#### SOURCE RECORDS:
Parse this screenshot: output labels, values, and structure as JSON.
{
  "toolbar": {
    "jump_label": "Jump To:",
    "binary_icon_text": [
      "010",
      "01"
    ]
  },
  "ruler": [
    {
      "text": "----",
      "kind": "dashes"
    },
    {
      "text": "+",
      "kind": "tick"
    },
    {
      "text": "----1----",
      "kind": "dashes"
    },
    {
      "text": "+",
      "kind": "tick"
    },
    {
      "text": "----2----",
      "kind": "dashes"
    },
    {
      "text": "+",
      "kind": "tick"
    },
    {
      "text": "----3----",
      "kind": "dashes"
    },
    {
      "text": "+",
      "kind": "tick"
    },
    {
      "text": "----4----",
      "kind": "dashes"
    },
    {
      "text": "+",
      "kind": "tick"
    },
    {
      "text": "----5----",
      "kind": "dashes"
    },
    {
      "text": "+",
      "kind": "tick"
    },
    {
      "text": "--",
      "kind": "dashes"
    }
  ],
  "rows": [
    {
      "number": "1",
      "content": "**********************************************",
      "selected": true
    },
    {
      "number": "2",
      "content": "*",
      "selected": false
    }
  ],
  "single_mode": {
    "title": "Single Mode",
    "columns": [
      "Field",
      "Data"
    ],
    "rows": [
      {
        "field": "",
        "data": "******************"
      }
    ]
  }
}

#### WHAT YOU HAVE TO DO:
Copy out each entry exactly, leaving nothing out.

#### OUTPUT OF THE EXERCISE:
Parse this screenshot: output labels, values, and structure as JSON.
{
  "toolbar": {
    "jump_label": "Jump To:",
    "binary_icon_text": [
      "010",
      "01"
    ]
  },
  "ruler": [
    {
      "text": "----",
      "kind": "dashes"
    },
    {
      "text": "+",
      "kind": "tick"
    },
    {
      "text": "----1----",
      "kind": "dashes"
    },
    {
      "text": "+",
      "kind": "tick"
    },
    {
      "text": "----2----",
      "kind": "dashes"
    },
    {
      "text": "+",
      "kind": "tick"
    },
    {
      "text": "----3----",
      "kind": "dashes"
    },
    {
      "text": "+",
      "kind": "tick"
    },
    {
      "text": "----4----",
      "kind": "dashes"
    },
    {
      "text": "+",
      "kind": "tick"
    },
    {
      "text": "----5----",
      "kind": "dashes"
    },
    {
      "text": "+",
      "kind": "tick"
    },
    {
      "text": "--",
      "kind": "dashes"
    }
  ],
  "rows": [
    {
      "number": "1",
      "content": "**********************************************",
      "selected": true
    },
    {
      "number": "2",
      "content": "*",
      "selected": false
    }
  ],
  "single_mode": {
    "title": "Single Mode",
    "columns": [
      "Field",
      "Data"
    ],
    "rows": [
      {
        "field": "",
        "data": "******************"
      }
    ]
  }
}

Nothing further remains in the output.